**DATA FOR THIS EXERCISE:**
-- Opening Marker --
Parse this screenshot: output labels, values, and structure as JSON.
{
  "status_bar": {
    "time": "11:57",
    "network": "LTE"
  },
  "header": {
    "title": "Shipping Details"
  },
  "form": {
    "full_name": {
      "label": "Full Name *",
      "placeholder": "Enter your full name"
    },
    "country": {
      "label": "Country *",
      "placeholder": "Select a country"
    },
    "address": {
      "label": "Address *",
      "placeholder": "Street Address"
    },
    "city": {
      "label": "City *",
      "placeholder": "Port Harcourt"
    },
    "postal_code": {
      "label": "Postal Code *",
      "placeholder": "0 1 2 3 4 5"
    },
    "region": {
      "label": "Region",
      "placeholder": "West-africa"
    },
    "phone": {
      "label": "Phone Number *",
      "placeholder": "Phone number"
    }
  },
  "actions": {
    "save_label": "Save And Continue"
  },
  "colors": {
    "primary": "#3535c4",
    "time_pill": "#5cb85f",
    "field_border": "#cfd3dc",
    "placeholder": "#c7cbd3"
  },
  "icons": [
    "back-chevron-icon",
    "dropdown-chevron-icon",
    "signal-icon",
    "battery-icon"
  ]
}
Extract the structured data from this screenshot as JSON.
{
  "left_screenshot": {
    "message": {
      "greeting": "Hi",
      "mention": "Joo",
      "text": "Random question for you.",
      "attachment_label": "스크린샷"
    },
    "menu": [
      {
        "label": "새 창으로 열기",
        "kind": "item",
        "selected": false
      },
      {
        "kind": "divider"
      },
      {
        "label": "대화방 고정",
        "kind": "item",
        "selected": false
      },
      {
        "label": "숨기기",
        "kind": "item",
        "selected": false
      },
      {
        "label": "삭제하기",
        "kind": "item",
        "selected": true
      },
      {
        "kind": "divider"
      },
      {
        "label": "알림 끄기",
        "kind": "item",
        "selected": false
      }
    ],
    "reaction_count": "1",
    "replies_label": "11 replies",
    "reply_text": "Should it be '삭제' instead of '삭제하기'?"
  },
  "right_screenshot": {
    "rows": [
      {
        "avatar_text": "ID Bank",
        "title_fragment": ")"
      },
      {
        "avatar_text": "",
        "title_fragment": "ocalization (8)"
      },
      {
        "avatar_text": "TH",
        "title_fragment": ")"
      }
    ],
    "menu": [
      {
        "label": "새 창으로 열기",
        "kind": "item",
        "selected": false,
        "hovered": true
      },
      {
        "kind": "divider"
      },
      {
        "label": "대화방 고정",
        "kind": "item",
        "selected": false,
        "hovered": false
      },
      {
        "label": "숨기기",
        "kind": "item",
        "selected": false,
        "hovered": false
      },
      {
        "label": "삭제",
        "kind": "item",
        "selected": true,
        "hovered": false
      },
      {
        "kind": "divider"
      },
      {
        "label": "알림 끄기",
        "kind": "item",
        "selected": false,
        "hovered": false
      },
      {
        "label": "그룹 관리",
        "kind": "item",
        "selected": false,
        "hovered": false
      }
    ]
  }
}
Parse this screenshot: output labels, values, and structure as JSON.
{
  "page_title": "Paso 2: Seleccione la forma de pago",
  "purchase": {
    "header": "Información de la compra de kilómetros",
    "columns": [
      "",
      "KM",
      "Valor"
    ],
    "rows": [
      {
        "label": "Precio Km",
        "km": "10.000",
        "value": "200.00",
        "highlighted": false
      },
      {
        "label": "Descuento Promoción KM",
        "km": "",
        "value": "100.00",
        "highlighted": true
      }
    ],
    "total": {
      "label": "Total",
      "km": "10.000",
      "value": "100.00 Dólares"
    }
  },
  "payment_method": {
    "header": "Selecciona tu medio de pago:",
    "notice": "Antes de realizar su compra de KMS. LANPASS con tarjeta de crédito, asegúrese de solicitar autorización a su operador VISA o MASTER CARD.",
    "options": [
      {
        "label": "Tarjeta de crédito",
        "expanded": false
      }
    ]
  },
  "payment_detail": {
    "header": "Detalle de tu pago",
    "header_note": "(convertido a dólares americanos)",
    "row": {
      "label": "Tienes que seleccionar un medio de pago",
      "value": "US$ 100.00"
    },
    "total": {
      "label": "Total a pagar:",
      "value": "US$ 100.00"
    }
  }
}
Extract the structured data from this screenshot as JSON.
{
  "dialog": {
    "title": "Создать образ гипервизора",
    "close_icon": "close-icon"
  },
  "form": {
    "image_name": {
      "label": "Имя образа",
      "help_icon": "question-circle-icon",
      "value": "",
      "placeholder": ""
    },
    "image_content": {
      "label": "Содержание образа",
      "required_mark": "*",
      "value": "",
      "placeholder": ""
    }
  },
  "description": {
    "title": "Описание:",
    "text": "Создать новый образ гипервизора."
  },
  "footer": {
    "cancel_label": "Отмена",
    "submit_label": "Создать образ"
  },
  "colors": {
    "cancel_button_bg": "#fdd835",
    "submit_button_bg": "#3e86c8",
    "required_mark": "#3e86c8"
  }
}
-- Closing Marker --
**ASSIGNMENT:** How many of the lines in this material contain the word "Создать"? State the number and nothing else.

**TASK OUTPUT:** 3